__WORK ITEM__.
Using the data below, repeat all of it precisely.
★ ★ ★ ★
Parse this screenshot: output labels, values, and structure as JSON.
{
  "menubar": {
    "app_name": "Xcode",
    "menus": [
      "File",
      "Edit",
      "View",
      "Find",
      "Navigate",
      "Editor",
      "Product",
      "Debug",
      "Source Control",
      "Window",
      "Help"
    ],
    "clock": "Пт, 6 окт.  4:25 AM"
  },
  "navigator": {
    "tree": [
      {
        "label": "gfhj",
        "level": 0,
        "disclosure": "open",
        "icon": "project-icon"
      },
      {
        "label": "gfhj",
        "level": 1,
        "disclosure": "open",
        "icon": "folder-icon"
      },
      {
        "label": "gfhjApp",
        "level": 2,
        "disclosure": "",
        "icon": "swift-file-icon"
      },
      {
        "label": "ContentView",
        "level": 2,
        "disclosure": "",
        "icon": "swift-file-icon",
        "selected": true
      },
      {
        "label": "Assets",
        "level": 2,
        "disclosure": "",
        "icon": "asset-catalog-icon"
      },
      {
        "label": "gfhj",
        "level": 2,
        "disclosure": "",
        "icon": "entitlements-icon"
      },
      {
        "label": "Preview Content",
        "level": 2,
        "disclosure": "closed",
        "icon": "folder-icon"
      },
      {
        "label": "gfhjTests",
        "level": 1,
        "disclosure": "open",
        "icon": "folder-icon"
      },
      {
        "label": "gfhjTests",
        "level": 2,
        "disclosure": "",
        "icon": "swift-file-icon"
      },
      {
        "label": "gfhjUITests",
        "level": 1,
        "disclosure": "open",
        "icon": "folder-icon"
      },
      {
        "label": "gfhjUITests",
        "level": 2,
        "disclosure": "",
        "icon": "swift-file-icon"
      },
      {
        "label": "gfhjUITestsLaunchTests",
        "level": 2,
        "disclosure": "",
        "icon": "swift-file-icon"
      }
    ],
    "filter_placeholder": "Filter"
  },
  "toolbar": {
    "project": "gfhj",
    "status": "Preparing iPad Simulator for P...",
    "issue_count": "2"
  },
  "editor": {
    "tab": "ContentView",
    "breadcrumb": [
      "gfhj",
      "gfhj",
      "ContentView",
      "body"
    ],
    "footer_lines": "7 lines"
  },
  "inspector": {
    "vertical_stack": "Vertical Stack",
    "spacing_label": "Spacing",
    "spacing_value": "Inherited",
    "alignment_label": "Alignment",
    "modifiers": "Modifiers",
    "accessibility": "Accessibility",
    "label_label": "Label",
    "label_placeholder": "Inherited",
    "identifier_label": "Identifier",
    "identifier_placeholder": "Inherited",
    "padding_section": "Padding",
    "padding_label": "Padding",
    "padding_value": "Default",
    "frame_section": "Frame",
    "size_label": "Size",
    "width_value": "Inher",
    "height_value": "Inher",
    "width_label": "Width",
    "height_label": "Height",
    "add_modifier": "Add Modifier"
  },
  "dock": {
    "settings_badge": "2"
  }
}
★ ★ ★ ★
__SOLUTION TO THIS EXERCISE__.
Parse this screenshot: output labels, values, and structure as JSON.
{
  "menubar": {
    "app_name": "Xcode",
    "menus": [
      "File",
      "Edit",
      "View",
      "Find",
      "Navigate",
      "Editor",
      "Product",
      "Debug",
      "Source Control",
      "Window",
      "Help"
    ],
    "clock": "Пт, 6 окт.  4:25 AM"
  },
  "navigator": {
    "tree": [
      {
        "label": "gfhj",
        "level": 0,
        "disclosure": "open",
        "icon": "project-icon"
      },
      {
        "label": "gfhj",
        "level": 1,
        "disclosure": "open",
        "icon": "folder-icon"
      },
      {
        "label": "gfhjApp",
        "level": 2,
        "disclosure": "",
        "icon": "swift-file-icon"
      },
      {
        "label": "ContentView",
        "level": 2,
        "disclosure": "",
        "icon": "swift-file-icon",
        "selected": true
      },
      {
        "label": "Assets",
        "level": 2,
        "disclosure": "",
        "icon": "asset-catalog-icon"
      },
      {
        "label": "gfhj",
        "level": 2,
        "disclosure": "",
        "icon": "entitlements-icon"
      },
      {
        "label": "Preview Content",
        "level": 2,
        "disclosure": "closed",
        "icon": "folder-icon"
      },
      {
        "label": "gfhjTests",
        "level": 1,
        "disclosure": "open",
        "icon": "folder-icon"
      },
      {
        "label": "gfhjTests",
        "level": 2,
        "disclosure": "",
        "icon": "swift-file-icon"
      },
      {
        "label": "gfhjUITests",
        "level": 1,
        "disclosure": "open",
        "icon": "folder-icon"
      },
      {
        "label": "gfhjUITests",
        "level": 2,
        "disclosure": "",
        "icon": "swift-file-icon"
      },
      {
        "label": "gfhjUITestsLaunchTests",
        "level": 2,
        "disclosure": "",
        "icon": "swift-file-icon"
      }
    ],
    "filter_placeholder": "Filter"
  },
  "toolbar": {
    "project": "gfhj",
    "status": "Preparing iPad Simulator for P...",
    "issue_count": "2"
  },
  "editor": {
    "tab": "ContentView",
    "breadcrumb": [
      "gfhj",
      "gfhj",
      "ContentView",
      "body"
    ],
    "footer_lines": "7 lines"
  },
  "inspector": {
    "vertical_stack": "Vertical Stack",
    "spacing_label": "Spacing",
    "spacing_value": "Inherited",
    "alignment_label": "Alignment",
    "modifiers": "Modifiers",
    "accessibility": "Accessibility",
    "label_label": "Label",
    "label_placeholder": "Inherited",
    "identifier_label": "Identifier",
    "identifier_placeholder": "Inherited",
    "padding_section": "Padding",
    "padding_label": "Padding",
    "padding_value": "Default",
    "frame_section": "Frame",
    "size_label": "Size",
    "width_value": "Inher",
    "height_value": "Inher",
    "width_label": "Width",
    "height_label": "Height",
    "add_modifier": "Add Modifier"
  },
  "dock": {
    "settings_badge": "2"
  }
}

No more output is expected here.